- Until such time as their semen has twice tested negative for Ebola, survivors should practice good hand and personal hygiene by immediately and thoroughly washing with soap and water after any physical contact with semen, including after masturbation. During this period, used condoms should be handled safely, and safely disposed of, so as to prevent contact with seminal fluids.
- All survivors, their partners and families should be shown respect, dignity and compassion.
WHO aims to prevent Ebola outbreaks by maintaining surveillance for Ebola virus disease and supporting at-risk countries to develop preparedness plans. This document provides overall guidance for control of Ebola and Marburg virus outbreaks:
When an outbreak is detected WHO responds by supporting community engagement, disease detection, contact tracing, vaccination, case management, laboratory services, infection control, logistics, and training and assistance with safe and dignified burial practices.
WHO has developed detailed advice on Ebola infection prevention and control:
- Infection prevention and control guidance for care of patients with suspected or confirmed Filovirus haemorrhagic fever in health-care settings, with focus on Ebola
Table: Chronology of previous Ebola virus disease outbreaks
|2018-2019||Democratic Republic of the Congo||Zaire||ongoing|
|2018||Democratic Republic of the Congo||Zaire||54||33||61%|
|2017||Democratic Republic of the Congo||Zaire||8||4||50%|
|2014||Democratic Republic of the Congo|
|2012||Democratic Republic of Congo||Bundibugyo||57||29||51%|
|2008||Democratic Republic of Congo||Zaire||32||14||44%|
|2007||Democratic Republic of Congo||Zaire||264||187||71%|
|1996||South Africa (ex-Gabon)||Zaire||1||1||100%|
|1995||Democratic Republic of Congo||Zaire||315||254||81%|
|1994||Côte d'Ivoire||Taï Forest||1||0||0%|

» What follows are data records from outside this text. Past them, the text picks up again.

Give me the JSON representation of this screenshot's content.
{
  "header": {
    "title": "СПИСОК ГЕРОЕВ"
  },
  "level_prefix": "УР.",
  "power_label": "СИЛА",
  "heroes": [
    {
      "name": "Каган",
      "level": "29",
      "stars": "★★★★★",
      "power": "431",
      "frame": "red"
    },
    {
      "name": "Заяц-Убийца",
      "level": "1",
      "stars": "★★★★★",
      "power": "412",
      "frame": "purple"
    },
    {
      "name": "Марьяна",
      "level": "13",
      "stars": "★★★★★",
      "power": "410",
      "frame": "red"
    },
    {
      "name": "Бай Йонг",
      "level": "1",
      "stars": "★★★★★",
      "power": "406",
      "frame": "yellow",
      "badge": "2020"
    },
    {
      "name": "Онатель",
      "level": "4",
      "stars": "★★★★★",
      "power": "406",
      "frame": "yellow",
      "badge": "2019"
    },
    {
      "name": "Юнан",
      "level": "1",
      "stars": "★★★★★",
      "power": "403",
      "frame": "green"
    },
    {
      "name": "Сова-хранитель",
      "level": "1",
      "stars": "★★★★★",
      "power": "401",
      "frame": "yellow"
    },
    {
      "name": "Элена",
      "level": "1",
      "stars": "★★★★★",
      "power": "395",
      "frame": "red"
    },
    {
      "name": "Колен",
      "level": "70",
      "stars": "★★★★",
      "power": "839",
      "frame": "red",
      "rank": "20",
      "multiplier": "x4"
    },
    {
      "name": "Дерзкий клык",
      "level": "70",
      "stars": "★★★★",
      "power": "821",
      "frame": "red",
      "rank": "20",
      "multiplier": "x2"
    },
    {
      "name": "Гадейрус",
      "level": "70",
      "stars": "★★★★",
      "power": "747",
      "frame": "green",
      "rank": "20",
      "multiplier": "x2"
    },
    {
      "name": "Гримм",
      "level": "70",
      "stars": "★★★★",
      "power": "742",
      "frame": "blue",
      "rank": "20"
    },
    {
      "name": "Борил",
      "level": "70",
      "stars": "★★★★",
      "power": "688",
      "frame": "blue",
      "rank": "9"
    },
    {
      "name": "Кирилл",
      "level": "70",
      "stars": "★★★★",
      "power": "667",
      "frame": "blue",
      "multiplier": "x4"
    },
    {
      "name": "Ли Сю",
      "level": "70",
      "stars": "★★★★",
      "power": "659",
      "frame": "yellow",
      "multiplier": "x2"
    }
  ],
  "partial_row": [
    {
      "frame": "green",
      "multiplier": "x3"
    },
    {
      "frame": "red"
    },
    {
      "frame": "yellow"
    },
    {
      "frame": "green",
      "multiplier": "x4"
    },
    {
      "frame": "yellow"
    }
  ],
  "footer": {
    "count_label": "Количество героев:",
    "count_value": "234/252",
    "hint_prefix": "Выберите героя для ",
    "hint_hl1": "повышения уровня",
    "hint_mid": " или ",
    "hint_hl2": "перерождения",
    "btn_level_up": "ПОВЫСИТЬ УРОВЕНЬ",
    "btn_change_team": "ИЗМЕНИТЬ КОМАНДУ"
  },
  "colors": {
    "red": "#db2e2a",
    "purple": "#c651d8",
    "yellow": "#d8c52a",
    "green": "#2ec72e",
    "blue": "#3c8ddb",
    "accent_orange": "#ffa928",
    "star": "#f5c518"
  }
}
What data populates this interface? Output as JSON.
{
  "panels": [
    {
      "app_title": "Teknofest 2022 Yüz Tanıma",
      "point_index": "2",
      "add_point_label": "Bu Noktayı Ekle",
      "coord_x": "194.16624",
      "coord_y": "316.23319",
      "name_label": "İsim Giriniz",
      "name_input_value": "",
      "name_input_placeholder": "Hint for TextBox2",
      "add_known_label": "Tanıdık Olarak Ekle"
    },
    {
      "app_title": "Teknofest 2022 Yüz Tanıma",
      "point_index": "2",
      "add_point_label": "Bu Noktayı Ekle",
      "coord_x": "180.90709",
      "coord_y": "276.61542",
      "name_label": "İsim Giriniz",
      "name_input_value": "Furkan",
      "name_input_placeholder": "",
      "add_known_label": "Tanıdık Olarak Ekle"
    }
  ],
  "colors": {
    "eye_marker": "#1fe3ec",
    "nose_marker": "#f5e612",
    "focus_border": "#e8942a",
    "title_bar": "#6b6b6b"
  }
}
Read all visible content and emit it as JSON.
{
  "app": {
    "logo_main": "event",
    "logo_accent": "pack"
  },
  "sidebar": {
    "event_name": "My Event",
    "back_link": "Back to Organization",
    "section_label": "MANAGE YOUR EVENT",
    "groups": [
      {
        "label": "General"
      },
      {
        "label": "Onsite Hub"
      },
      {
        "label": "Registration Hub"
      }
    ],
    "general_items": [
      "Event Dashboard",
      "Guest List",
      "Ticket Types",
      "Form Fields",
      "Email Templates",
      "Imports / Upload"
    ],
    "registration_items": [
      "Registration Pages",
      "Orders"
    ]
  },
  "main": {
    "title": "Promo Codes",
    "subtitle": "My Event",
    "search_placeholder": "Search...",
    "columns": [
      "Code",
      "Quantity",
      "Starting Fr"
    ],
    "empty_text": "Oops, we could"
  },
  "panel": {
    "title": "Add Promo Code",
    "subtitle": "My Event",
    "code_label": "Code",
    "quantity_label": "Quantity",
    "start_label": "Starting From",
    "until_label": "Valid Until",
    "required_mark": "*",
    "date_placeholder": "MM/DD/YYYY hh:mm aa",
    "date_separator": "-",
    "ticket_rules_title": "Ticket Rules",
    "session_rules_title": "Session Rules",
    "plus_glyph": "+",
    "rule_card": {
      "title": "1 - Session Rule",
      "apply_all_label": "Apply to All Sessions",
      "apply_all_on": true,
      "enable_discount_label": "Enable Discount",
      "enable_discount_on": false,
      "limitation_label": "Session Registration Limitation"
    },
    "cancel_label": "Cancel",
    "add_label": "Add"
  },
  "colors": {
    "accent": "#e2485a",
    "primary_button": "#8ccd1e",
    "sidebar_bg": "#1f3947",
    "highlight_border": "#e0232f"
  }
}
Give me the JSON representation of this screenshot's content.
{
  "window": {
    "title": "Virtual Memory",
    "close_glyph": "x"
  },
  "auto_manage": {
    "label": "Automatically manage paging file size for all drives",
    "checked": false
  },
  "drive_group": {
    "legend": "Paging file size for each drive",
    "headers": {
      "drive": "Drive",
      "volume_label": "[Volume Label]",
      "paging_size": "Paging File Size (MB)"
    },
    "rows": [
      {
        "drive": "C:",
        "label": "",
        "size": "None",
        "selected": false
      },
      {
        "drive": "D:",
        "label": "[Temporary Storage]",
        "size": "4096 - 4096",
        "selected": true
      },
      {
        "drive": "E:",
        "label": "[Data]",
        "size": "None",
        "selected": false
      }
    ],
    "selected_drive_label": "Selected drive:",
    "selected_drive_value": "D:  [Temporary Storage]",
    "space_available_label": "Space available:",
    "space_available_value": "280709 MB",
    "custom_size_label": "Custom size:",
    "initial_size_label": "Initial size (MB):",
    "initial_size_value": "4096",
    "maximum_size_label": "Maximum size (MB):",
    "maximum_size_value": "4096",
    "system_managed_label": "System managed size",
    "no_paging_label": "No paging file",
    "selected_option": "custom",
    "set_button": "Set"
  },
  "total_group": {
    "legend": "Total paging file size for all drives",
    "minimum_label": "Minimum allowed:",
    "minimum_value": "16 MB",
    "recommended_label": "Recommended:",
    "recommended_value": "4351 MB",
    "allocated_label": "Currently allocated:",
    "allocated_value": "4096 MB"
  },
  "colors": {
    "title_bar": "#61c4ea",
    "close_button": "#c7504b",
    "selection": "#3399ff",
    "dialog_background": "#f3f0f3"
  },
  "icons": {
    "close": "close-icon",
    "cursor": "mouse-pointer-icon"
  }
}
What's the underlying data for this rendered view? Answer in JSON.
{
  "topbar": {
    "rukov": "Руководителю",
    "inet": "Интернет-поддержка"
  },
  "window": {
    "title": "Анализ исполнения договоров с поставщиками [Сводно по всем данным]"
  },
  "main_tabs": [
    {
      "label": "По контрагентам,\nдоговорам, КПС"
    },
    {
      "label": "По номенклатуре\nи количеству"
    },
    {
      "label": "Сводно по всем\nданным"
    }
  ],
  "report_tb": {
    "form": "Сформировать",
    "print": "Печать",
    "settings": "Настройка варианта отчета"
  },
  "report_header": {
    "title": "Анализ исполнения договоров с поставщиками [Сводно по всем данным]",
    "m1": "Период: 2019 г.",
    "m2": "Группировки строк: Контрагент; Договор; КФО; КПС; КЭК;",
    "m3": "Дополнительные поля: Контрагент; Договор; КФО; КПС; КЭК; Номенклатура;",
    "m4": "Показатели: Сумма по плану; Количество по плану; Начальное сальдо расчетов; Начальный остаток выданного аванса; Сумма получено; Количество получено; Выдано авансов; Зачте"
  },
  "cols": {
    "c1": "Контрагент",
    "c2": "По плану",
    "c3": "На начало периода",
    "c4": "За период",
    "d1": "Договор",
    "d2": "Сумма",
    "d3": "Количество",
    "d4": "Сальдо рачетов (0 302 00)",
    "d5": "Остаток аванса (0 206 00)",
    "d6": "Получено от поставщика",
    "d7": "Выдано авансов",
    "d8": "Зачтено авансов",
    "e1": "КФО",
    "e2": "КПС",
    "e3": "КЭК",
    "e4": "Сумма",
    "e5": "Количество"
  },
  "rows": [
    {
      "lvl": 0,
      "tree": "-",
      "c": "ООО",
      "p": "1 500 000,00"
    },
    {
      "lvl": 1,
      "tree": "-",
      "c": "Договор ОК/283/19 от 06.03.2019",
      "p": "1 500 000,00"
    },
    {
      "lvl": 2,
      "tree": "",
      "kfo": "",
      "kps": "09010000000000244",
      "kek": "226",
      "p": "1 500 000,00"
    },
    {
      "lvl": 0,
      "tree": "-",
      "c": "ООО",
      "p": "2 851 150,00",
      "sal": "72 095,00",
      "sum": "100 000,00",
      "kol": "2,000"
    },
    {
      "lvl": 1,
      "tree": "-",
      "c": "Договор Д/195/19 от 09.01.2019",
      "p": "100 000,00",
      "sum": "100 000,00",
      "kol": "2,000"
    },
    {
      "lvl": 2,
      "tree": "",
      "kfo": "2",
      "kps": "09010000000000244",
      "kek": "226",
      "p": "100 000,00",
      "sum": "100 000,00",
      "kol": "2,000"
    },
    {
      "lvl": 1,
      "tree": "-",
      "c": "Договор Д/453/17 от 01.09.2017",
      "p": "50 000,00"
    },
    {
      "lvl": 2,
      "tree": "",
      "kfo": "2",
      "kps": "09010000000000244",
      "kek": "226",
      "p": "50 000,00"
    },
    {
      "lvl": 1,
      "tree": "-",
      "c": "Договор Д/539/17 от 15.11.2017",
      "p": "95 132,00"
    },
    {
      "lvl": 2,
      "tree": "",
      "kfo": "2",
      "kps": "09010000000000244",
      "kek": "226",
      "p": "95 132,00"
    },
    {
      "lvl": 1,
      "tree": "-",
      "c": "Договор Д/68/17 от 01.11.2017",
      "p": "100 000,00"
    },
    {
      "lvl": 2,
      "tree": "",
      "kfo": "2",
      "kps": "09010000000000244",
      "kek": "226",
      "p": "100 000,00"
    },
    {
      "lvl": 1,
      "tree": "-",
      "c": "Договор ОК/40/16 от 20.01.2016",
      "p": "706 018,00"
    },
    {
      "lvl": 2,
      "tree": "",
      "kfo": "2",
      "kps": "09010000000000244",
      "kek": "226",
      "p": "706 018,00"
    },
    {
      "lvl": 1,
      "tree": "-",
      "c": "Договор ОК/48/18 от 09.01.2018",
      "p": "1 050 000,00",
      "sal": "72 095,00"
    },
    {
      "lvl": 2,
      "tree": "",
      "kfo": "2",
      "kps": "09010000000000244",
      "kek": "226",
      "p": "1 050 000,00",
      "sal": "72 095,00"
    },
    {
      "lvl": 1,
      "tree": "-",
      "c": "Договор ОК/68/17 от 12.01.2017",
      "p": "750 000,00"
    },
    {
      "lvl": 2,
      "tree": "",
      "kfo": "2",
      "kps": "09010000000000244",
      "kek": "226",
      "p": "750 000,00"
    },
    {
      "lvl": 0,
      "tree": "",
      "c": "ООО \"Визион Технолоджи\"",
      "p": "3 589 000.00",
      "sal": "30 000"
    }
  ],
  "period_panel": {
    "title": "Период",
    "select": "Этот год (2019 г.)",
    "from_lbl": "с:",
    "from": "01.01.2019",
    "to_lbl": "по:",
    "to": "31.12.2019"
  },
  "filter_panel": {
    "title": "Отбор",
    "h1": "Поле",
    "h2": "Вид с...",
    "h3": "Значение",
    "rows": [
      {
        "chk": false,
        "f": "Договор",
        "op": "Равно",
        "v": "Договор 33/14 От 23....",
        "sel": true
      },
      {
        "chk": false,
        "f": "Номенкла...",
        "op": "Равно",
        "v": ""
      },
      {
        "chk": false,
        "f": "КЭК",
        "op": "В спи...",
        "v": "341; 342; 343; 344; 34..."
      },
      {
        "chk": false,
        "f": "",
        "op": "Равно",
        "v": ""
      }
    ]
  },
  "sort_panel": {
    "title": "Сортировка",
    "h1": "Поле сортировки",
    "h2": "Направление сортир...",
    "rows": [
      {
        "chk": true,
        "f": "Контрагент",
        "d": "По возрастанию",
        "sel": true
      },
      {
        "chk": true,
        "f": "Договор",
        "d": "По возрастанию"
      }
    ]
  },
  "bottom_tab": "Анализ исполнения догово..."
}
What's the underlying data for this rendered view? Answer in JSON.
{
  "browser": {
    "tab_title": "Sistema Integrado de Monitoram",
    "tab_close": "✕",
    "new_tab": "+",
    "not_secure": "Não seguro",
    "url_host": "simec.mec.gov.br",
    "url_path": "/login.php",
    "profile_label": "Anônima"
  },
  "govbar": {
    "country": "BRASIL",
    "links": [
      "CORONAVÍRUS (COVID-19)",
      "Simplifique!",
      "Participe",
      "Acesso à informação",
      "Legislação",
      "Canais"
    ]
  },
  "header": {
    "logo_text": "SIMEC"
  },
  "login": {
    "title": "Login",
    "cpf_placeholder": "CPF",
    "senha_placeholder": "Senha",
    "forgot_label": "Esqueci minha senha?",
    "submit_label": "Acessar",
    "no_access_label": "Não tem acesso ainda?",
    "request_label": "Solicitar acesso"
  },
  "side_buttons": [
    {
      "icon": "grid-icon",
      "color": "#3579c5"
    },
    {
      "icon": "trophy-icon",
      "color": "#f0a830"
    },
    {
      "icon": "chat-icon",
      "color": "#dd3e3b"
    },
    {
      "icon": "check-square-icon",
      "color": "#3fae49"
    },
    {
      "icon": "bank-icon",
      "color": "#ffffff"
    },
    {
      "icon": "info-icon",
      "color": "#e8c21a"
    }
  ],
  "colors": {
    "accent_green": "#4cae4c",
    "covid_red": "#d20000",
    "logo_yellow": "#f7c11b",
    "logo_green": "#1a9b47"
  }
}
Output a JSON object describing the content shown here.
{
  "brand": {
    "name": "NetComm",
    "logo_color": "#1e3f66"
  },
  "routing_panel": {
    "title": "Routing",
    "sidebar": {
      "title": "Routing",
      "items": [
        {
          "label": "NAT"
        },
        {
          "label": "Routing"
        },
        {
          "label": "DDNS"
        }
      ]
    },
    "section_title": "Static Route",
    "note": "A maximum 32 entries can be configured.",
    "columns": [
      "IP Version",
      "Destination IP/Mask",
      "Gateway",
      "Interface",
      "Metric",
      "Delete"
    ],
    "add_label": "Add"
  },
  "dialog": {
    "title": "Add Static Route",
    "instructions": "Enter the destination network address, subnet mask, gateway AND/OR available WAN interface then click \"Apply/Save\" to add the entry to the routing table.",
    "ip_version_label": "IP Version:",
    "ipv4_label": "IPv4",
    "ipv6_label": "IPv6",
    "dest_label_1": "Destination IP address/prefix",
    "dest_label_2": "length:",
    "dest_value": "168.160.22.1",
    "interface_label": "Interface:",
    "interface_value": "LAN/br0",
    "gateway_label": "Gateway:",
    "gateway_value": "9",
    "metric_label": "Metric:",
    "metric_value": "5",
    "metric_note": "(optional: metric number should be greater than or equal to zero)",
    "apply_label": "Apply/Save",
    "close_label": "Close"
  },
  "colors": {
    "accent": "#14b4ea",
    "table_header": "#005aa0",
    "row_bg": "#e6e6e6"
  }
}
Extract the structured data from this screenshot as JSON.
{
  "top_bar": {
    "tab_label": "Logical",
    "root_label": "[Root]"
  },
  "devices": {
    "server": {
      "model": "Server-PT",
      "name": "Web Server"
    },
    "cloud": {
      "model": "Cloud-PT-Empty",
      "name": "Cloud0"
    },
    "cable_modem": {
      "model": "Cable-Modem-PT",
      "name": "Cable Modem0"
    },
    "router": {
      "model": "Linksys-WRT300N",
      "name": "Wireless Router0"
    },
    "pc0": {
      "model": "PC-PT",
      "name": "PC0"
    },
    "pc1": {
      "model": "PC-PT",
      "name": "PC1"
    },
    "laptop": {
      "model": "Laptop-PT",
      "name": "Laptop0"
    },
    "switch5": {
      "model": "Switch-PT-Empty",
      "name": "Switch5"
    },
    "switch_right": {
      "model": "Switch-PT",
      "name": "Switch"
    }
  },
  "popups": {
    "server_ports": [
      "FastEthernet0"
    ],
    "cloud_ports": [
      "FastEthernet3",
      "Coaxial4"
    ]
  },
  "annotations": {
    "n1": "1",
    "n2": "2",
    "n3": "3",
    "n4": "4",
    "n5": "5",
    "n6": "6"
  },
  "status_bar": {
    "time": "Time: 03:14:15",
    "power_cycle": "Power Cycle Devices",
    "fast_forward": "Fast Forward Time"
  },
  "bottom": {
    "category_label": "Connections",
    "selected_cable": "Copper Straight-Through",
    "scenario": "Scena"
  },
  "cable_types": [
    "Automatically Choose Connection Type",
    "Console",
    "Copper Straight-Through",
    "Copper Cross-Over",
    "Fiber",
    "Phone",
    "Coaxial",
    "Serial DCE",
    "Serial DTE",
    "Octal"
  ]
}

|1977||Democratic Republic of Congo||Zaire||1||1||100%|
|1976||Democratic Republic of Congo||Zaire||318||280||88%|
* Include Suspect, Probable and Confirmed EVD cases.